When we describe our ministry, we emphasize that we primarily work with local partners.  For us, local means Slovaks or Czechs.  It's not that we're xenophobic or anything.  It is just that we have found that the long-term interest of someone who was born here, who lives here, and who will be buried here has an impact on the way they do church.  The discussion about contextualization can wait for another post though.

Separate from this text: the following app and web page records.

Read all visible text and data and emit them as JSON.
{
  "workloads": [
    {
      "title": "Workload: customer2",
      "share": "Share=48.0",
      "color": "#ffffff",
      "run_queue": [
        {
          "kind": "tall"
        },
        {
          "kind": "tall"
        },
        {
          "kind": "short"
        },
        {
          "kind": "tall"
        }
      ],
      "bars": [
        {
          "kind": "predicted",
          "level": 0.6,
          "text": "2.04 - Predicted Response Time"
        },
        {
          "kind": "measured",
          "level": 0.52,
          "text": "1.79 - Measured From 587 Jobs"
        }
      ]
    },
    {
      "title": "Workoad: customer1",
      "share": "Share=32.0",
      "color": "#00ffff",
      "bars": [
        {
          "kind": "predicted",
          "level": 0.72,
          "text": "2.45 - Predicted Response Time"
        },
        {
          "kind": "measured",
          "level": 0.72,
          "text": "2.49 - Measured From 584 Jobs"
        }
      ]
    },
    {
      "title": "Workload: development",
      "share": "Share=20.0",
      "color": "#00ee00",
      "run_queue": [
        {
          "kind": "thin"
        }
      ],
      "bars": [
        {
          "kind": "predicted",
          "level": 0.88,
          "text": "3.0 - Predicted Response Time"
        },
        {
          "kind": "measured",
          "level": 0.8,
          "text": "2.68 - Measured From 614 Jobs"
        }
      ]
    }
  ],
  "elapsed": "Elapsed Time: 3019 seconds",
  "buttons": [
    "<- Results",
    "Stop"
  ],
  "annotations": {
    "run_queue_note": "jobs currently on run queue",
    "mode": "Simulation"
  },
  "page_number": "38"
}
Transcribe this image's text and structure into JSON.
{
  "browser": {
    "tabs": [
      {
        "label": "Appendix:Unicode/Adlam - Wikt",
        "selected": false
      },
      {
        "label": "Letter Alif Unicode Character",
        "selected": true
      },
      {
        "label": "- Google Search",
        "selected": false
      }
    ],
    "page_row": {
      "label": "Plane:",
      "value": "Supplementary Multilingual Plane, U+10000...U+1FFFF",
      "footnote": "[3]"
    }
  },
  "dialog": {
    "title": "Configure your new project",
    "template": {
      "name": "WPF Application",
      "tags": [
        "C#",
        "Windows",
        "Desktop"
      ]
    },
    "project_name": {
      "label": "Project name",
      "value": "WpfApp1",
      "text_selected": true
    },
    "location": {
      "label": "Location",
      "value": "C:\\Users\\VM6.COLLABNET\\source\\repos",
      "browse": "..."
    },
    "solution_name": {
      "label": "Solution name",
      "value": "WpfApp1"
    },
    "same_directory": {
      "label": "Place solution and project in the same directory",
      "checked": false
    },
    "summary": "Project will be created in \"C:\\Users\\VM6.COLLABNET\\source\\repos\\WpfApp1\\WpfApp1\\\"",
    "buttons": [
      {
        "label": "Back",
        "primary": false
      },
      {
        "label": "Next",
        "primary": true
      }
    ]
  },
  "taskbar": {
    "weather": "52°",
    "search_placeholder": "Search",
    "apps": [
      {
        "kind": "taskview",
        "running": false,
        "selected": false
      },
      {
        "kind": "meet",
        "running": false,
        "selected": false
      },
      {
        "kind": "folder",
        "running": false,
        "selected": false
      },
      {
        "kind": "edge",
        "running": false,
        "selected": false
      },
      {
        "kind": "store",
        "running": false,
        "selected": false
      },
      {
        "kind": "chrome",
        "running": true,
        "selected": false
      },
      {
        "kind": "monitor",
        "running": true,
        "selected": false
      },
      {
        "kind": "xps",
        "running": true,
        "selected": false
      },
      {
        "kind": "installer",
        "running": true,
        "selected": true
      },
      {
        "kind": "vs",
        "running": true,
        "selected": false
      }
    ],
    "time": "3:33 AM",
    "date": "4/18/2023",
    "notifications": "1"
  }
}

This is about how the word 'partnership' is used.

In a conversation with a missionary from another organization, I was interested in the way they too emphasized the importance of their local partners.  Yet, as they described their ministry relationship with everyone they called a partner, it was clear that in their definition, 'partner' meant a local who was employed - either paid a salary or reimbursed for expenses - to do ministry.  Because of the setting was a majority-Muslim country, it meant that all ministry was conducted by local partners on the payroll of the foreign missionary.  The relationship of employer/employee or benefactor/beneficiary is not quite the image of partnership we should strive for.

I was interested in learning that when describing partnership in our context, the word we use regularly is, roughly translated, 'working together.'  A voluntary association of people or organizations sharing resources to accomplish a common goal.  There is another word, which is not used nearly as much any more, which also means 'partnership' but the burden of labor was clearly on just one side while the decision-making, goal-setting privileges were reserved for the other.  Both words could be translated into English as 'partnership', though one makes a mockery of the meaning of the relationship.

Then just yesterday we were enjoying coffee with one of our local partners and he was sharing his experience with an global organization he is affiliated with.  Each time he said, 'but we are partners' to describe the new stance of the organization's global affiliates, it was apparent that the balance between privilege and participation was heavily influenced by power - particularly financial resources.  The golden rule is anathema to partnership; The Golden Rule is imperative.  That is: he who has the gold makes the rules versus do to others as you would have them do to you.

Because of this, when I hear someone inviting us into 'partnership' with them in ministry or hear of the need for 'partnership', I am curious about what the relationship will look like.  Too often that word you keep using - partnership . . . maybe it doesn't mean what you think it means.